__ENTRIES SUPPLIED__:
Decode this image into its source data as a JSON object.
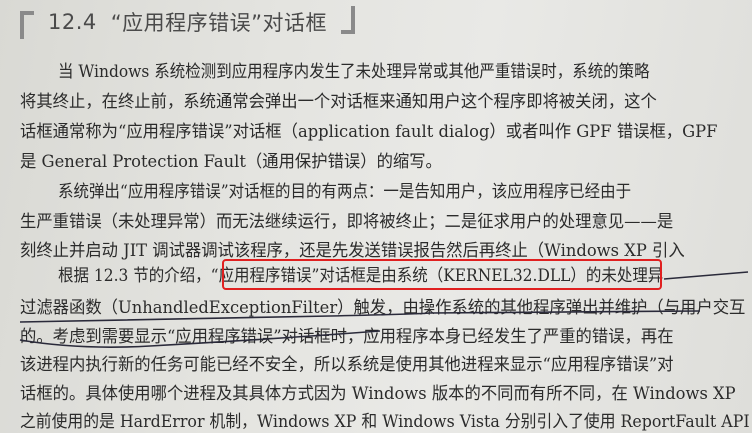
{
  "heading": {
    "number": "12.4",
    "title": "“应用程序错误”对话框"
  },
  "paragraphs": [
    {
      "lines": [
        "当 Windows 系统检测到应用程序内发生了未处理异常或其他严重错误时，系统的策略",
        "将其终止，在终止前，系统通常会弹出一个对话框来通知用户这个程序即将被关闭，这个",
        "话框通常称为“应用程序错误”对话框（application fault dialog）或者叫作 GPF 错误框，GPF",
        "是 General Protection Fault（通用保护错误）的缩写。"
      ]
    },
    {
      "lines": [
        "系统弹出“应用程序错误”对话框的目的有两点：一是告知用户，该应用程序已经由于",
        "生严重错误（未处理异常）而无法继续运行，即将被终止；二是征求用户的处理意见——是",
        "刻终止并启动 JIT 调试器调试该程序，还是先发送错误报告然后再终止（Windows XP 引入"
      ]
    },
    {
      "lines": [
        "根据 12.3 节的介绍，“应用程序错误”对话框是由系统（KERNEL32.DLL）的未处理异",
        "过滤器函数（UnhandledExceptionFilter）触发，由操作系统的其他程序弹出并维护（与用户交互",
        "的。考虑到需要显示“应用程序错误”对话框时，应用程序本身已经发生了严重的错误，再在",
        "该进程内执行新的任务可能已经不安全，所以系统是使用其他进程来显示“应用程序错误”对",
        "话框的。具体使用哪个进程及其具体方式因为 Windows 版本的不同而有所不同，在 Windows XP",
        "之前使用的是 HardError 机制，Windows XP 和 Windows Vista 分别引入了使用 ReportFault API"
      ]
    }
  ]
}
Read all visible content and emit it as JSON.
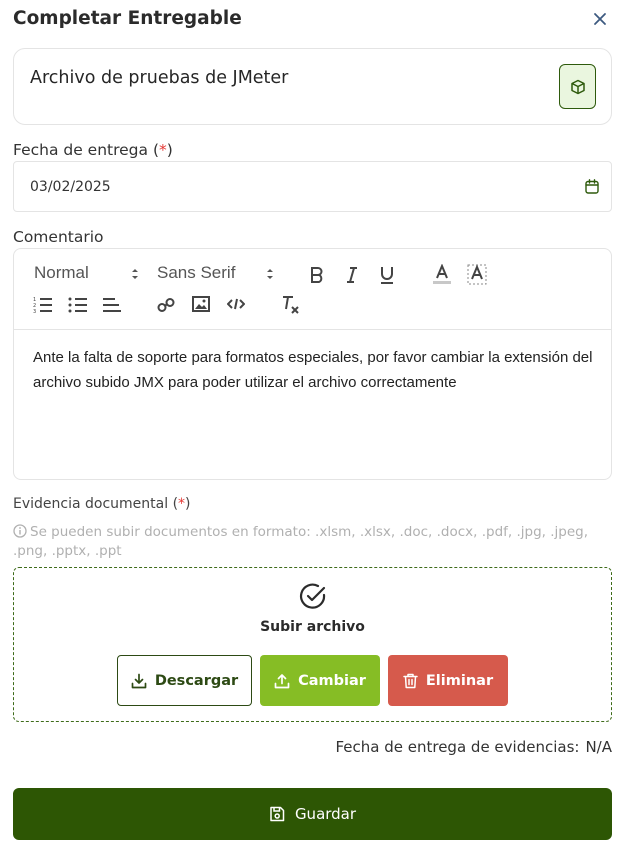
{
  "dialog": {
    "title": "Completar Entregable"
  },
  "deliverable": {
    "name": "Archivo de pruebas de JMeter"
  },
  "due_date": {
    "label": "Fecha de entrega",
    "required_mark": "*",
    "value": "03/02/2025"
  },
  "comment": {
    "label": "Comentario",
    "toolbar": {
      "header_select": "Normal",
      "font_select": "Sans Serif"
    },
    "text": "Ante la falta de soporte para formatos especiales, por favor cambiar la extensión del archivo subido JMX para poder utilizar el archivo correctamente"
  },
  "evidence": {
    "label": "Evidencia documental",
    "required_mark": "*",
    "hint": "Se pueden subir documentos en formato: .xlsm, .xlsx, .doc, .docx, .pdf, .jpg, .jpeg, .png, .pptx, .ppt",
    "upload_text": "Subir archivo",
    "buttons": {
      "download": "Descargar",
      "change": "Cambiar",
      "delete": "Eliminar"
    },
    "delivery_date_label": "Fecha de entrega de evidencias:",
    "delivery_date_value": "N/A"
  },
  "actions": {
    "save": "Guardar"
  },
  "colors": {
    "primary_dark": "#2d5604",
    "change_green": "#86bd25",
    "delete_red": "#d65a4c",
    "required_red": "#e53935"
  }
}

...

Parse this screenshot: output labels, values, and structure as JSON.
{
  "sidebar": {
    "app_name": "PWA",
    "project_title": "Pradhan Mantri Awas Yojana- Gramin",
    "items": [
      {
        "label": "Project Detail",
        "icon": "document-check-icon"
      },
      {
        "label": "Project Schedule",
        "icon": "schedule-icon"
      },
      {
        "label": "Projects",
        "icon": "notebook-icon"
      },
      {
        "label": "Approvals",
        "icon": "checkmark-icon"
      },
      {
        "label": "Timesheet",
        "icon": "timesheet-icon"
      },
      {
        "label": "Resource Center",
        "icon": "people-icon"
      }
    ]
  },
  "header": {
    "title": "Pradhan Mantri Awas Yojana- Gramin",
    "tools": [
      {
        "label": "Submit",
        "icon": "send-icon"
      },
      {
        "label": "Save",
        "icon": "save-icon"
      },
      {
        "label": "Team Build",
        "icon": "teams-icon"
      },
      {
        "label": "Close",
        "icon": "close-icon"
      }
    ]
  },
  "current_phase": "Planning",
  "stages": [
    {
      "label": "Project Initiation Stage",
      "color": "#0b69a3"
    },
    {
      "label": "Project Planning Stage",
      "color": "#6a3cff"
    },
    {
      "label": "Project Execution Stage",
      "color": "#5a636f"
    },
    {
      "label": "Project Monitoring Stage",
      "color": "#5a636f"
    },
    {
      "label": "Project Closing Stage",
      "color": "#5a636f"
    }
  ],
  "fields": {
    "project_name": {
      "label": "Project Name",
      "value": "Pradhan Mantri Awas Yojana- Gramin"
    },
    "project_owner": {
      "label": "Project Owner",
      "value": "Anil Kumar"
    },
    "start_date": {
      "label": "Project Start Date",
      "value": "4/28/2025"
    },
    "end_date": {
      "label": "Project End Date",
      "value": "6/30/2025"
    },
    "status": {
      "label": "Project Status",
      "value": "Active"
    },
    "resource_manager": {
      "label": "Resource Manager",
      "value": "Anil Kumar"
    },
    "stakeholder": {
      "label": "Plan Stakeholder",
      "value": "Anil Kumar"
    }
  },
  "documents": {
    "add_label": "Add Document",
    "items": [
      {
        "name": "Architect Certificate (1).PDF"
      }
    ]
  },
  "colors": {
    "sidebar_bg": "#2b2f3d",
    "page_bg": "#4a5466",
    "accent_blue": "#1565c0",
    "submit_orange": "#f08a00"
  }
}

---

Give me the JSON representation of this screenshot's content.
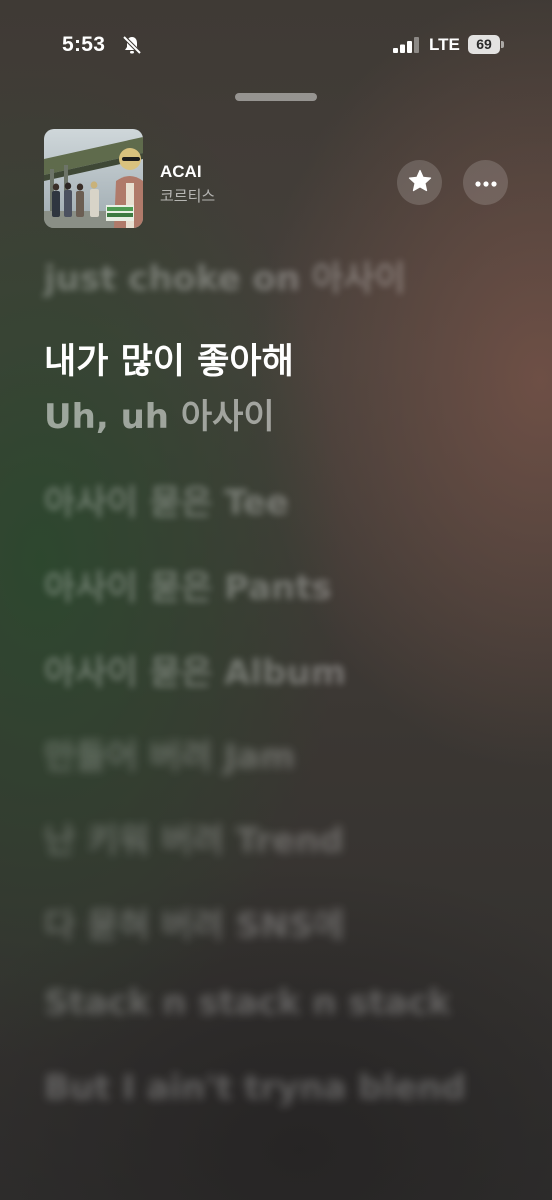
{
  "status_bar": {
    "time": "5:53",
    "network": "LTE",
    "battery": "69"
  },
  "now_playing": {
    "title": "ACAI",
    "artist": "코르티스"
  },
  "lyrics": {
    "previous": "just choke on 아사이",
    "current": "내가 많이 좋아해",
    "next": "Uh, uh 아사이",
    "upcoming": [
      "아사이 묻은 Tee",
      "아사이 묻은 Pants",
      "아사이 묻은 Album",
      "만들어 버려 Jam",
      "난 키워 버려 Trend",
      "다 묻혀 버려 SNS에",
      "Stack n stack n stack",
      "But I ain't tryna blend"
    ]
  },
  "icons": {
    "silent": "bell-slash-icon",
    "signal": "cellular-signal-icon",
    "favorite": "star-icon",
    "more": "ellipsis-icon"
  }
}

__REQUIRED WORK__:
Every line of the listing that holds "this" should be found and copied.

__RESULT__:
Decode this image into its source data as a JSON object.
Parse this screenshot: output labels, values, and structure as JSON.
Give me the JSON representation of this screenshot's content.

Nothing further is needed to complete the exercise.